Conventional medical journals have recently published several important articles about the toxicity of low levels of lead and other heavy metals.  Blood levels of lead have declined for the past 3 decades, but even low levels of lead in the body remain a “major public health problem.”(5).  These levels have been associated with increased mortality from heart attacks, strokes and cancer. Heavy metals do damage by increasing free radicals. Virtually all patients should be tested for heavy metals.  If even low levels of metals are found, they need to be removed with some form of chelation therapy. Other toxins permeate the environment as well.  Science News reported that virtually everyone has huge chemical cocktails in their various body fluids, consisting of metals, hormones, plastics, pesticides and herbicides(6). Detoxification in the form of exercise, sauna, herbs, colon cleansing and hydrotherapy can be very helpful in ridding the body of this chemical burden.
EDTA chelation therapy has been touted by Integrative Medicine not only for its approved use of removing toxic metals but also to improve circulation throughout the body.  Chappell and associates looked at a 3-year follow-up on 220 patients treated with intravenous chelation therapy and routine medications(7).  A meta-analysis of comparable groups treated with conventional drugs and surgery predicted that the study group treated with chelation would have 15 MI’s, 6 deaths, 31 new angioplasties, and 16 new bypass procedures during the follow-up period.  The chelation group had zero MI’s and no deaths.  There were only 2 angioplasties and 6 bypass procedures required.  This indicates that chelation therapy is highly effective in preventing cardiac events, probably in large part by removing toxic metals.  A large randomized, controlled trial with similar end points, called the Trial to Assess Chelation Therapy(TACT), confirmed the benefits of chelation therapy in patients with known heart disease.
Integrative Medicine often works better, is cheaper and much safer than Conventional Medicine.  Lifestyle factors are the basis for most Integrative Medicine, whereas they are less comprehensive and not emphasized to the same degree in Conventional Medicine.

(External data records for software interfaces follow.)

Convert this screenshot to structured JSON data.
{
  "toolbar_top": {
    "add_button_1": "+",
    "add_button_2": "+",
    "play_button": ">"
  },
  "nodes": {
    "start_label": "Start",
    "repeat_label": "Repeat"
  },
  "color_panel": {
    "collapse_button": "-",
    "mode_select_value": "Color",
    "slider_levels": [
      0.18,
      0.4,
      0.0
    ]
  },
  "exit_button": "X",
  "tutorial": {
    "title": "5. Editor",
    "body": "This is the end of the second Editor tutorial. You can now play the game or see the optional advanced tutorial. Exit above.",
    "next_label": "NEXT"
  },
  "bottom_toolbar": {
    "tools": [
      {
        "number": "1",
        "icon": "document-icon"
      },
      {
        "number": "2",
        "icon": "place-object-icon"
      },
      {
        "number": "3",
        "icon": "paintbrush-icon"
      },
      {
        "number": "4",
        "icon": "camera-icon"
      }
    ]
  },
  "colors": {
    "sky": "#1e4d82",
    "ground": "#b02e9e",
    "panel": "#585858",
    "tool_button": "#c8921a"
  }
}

REFERENCES
1. Woolf SH.  Potential health and economic consequences of misplaced priorities. JAMA 2007; 297:523-6.
2. Chiuve SE, McCullough ML, Sacks FM, Rimm EB.  Healthy lifestyle factors in the primary prevention of coronary heart disease among men: benefits among users and nonusers of lipid-lowering and antihypertensive medications. Circulation 2006; 114:160-67.
3. Volek JS, et.al.  Low-carb better than low-fat diet for lipids.  Reported in Family Practice News Feb. 1, 2007, p. 11.
4. Player M, et.al.  Stress and anger fuel progression to hypertension.  Reported in Family Practice News Dec. 13, 2006; p. 13.
5. Menke A, Muntner P, Batuman V, et.al.  Blood lead below 0.48 micromol/L(10 microg/dl) and mortality.  Circulation 2006; 114:1388-94.
6. Harder B.  Proof of burden: scores of contaminents course through people’s veins.  Science News 2003; 163:120.
7. Chappell LT, Shukla R, Yang J, Blaha R, Born T, Hancke C, Mitchell W, Olszewer, van der Schaar P, Ventresco J.  Subsequent cardiac and stroke events in patients with known vascular disease treated with EDTA chelation therapy.  Evidence-Based Integrative Med 2005; 2:27-35.

Lifestyle Factors for Cardiovascular Disease-- A Closer Look

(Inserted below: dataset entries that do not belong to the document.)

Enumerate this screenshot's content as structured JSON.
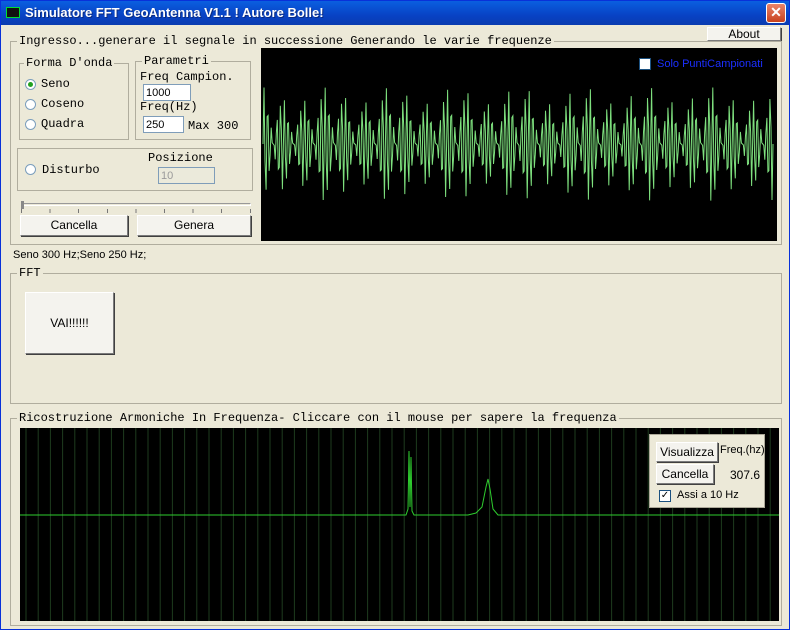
{
  "window": {
    "title": "Simulatore FFT GeoAntenna V1.1 ! Autore Bolle!",
    "close_symbol": "✕"
  },
  "about_label": "About",
  "input_section": {
    "title": "Ingresso...generare il segnale in successione Generando le varie frequenze",
    "waveform": {
      "title": "Forma D'onda",
      "options": [
        "Seno",
        "Coseno",
        "Quadra"
      ],
      "selected": "Seno"
    },
    "params": {
      "title": "Parametri",
      "sample_freq_label": "Freq Campion.",
      "sample_freq_value": "1000",
      "freq_label": "Freq(Hz)",
      "freq_value": "250",
      "max_label": "Max 300"
    },
    "noise": {
      "label": "Disturbo",
      "position_label": "Posizione",
      "position_value": "10"
    },
    "cancel_label": "Cancella",
    "generate_label": "Genera",
    "only_samples_label": "Solo PuntiCampionati"
  },
  "signal_status": "Seno 300 Hz;Seno 250 Hz;",
  "fft_section": {
    "title": "FFT",
    "run_label": "VAI!!!!!!"
  },
  "harmonics_section": {
    "title": "Ricostruzione Armoniche In Frequenza- Cliccare con il mouse per sapere la frequenza",
    "show_label": "Visualizza",
    "cancel_label": "Cancella",
    "freq_header": "Freq.(hz)",
    "freq_value": "307.6",
    "axes_label": "Assi a 10 Hz",
    "axes_checked": true
  },
  "colors": {
    "plot_bg": "#000000",
    "trace": "#7ee07e",
    "spectrum": "#2ecc2e",
    "grid": "#1e3b1e"
  }
}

L. Terry Chappell, M.D.

The information on this website is only the opinion of COHA. It is not meant to be medical advice. Before you do anything, you should seek the advice of your personal physician. This is information only. No treatment is proposed, no cure is implied, and no claim is made for the effectiveness of any treatment or test.

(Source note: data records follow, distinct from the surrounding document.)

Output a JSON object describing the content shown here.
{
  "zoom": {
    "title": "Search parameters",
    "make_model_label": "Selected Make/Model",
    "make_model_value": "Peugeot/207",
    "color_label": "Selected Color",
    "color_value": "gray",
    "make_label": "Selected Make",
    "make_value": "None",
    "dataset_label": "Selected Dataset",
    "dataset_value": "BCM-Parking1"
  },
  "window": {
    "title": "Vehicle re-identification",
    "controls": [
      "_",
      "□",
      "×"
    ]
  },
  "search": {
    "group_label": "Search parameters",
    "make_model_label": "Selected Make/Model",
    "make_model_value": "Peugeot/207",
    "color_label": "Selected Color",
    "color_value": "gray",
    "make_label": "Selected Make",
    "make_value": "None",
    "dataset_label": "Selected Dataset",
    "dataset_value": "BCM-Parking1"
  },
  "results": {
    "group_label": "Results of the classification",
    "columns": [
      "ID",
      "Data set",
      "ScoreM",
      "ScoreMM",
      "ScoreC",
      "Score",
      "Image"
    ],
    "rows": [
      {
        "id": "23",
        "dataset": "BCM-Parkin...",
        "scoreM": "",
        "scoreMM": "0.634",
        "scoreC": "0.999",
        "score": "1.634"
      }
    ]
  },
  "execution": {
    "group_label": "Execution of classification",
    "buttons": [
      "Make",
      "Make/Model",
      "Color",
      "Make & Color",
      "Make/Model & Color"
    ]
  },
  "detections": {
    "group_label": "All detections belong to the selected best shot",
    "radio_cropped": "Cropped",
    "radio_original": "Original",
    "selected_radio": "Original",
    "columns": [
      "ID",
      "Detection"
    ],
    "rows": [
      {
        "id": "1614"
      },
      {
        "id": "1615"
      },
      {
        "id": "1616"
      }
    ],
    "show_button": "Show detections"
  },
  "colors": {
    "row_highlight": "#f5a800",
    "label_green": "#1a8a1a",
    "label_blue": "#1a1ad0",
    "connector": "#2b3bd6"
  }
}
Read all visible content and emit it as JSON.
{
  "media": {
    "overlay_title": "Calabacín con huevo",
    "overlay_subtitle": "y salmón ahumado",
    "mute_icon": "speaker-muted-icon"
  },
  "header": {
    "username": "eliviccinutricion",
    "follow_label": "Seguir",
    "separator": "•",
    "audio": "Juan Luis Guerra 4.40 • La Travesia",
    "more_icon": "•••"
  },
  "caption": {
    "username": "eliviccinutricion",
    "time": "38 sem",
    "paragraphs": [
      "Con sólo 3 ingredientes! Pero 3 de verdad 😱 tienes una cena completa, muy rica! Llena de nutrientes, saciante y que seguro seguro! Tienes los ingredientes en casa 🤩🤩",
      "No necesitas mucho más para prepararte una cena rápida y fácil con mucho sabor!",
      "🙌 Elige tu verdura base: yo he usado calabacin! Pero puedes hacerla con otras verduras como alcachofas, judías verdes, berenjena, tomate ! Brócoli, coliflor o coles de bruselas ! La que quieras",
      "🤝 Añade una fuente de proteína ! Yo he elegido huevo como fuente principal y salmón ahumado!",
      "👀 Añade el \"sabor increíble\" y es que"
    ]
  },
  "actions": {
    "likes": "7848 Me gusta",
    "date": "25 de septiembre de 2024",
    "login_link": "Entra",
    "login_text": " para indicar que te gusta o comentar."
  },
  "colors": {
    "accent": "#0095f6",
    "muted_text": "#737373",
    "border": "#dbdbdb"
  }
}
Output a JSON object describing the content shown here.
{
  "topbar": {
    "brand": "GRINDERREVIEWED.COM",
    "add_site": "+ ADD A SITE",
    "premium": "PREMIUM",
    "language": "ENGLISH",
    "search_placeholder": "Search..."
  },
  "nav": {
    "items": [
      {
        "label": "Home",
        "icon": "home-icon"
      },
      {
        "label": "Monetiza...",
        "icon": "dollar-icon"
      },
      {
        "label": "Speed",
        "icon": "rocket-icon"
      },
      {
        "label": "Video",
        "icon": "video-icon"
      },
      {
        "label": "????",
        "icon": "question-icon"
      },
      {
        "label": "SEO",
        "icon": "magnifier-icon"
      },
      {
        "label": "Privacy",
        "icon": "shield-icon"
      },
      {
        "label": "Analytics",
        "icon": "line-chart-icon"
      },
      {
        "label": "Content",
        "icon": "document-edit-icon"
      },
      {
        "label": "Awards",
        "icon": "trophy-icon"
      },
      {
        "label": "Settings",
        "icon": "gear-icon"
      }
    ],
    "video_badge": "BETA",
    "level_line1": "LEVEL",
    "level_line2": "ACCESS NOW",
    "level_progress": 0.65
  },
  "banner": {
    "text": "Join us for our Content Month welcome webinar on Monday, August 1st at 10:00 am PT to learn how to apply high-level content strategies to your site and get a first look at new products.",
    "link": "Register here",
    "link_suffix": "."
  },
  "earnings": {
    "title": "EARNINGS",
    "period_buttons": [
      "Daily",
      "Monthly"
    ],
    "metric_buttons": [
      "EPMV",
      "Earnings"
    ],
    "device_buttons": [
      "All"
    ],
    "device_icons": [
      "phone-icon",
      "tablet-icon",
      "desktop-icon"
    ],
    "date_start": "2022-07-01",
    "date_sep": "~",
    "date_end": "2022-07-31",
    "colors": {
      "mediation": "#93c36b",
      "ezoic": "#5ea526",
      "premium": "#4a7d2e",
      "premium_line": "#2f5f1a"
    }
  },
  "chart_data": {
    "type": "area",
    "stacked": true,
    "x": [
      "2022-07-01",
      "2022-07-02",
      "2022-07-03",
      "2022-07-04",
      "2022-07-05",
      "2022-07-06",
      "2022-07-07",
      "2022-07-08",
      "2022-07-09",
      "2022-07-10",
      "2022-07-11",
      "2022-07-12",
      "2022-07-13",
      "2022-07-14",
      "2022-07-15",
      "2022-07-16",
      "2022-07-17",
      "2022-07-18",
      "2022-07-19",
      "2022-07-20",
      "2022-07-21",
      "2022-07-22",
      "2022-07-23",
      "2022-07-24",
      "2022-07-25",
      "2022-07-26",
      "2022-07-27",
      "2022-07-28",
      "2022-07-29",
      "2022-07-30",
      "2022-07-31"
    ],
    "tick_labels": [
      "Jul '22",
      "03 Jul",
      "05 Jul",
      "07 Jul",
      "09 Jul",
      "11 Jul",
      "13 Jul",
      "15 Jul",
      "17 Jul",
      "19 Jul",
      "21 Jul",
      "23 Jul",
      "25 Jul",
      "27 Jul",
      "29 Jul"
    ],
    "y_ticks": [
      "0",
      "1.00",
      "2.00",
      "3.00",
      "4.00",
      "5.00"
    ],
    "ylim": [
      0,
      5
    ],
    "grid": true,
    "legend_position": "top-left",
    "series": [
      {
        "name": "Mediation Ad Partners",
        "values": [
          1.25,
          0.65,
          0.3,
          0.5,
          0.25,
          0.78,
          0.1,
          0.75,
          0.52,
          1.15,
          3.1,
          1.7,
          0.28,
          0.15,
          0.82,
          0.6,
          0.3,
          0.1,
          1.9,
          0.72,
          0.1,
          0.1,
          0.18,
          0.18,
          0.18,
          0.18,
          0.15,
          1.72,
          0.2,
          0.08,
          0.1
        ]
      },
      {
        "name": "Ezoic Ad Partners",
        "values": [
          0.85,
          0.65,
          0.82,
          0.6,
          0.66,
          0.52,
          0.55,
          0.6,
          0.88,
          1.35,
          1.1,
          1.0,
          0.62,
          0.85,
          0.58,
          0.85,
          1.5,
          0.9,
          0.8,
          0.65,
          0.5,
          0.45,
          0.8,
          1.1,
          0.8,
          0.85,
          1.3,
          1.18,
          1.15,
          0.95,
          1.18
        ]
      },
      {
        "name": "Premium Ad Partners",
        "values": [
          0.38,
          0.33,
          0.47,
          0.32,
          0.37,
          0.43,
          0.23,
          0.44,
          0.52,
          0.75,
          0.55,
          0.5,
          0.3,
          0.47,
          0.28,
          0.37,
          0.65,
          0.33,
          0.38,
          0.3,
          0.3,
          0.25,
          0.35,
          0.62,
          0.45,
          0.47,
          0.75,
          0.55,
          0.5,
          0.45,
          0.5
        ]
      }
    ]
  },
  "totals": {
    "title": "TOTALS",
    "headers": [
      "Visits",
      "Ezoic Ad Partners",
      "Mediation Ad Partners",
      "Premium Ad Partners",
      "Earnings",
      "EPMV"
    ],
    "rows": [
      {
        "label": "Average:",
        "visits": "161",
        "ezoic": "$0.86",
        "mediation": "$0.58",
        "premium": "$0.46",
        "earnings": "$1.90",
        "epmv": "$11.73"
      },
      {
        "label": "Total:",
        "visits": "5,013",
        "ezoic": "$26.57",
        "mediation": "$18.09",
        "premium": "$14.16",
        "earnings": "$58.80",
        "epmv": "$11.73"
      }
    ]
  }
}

© 2016 by Celebration of Health Association

Emily and Kathy RNs